■ Work to complete ■
Which lines of the material hold the word "Наложение"? Copy each one.
Start of Provided data
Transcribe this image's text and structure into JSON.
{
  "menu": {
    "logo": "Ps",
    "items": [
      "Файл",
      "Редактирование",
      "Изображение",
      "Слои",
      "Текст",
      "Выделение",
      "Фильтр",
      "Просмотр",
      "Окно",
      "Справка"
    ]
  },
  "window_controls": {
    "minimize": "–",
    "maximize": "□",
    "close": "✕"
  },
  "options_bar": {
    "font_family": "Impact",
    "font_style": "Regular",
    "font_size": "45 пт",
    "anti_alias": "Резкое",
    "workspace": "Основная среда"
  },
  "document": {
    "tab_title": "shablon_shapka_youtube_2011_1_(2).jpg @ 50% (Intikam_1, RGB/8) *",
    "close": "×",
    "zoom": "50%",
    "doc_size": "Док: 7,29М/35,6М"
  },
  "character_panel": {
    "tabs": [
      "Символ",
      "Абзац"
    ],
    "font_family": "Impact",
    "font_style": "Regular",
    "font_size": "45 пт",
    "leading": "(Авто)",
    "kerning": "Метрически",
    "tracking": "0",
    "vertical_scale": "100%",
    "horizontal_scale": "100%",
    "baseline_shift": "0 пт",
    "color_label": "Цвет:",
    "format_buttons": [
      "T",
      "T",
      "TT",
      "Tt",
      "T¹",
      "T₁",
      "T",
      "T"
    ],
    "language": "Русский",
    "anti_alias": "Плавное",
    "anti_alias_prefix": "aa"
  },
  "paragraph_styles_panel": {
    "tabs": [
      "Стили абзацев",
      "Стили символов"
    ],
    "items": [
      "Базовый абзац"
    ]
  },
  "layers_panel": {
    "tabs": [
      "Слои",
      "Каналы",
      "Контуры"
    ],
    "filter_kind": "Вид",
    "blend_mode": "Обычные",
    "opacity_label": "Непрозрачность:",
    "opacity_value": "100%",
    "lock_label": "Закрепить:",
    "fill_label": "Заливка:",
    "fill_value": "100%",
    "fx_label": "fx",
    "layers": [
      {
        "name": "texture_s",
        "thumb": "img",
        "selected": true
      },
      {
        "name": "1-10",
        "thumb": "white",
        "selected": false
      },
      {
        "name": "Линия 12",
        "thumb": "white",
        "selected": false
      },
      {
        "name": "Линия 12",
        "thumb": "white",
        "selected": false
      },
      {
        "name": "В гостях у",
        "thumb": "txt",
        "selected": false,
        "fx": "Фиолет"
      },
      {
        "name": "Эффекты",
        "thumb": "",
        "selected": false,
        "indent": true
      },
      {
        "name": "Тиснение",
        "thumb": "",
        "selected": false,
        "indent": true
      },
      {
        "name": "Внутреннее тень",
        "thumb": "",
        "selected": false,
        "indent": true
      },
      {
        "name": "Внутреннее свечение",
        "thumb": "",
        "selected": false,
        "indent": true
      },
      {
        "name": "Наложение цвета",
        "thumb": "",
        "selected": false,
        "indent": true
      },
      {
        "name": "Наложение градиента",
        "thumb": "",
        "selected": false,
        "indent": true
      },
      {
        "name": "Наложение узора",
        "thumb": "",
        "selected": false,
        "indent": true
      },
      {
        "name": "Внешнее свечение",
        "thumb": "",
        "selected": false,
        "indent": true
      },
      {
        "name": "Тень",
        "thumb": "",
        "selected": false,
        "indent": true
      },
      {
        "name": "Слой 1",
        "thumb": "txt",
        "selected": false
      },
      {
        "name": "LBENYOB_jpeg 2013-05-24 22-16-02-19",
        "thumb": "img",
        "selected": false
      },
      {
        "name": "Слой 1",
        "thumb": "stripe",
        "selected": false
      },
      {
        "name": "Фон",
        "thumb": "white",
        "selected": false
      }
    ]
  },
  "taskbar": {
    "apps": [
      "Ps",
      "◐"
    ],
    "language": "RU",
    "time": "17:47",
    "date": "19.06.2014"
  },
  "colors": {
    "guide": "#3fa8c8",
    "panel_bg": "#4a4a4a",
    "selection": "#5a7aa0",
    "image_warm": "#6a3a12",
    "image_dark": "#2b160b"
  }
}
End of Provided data
■ Exercise output ■
        "name": "Наложение цвета",
        "name": "Наложение градиента",
        "name": "Наложение узора",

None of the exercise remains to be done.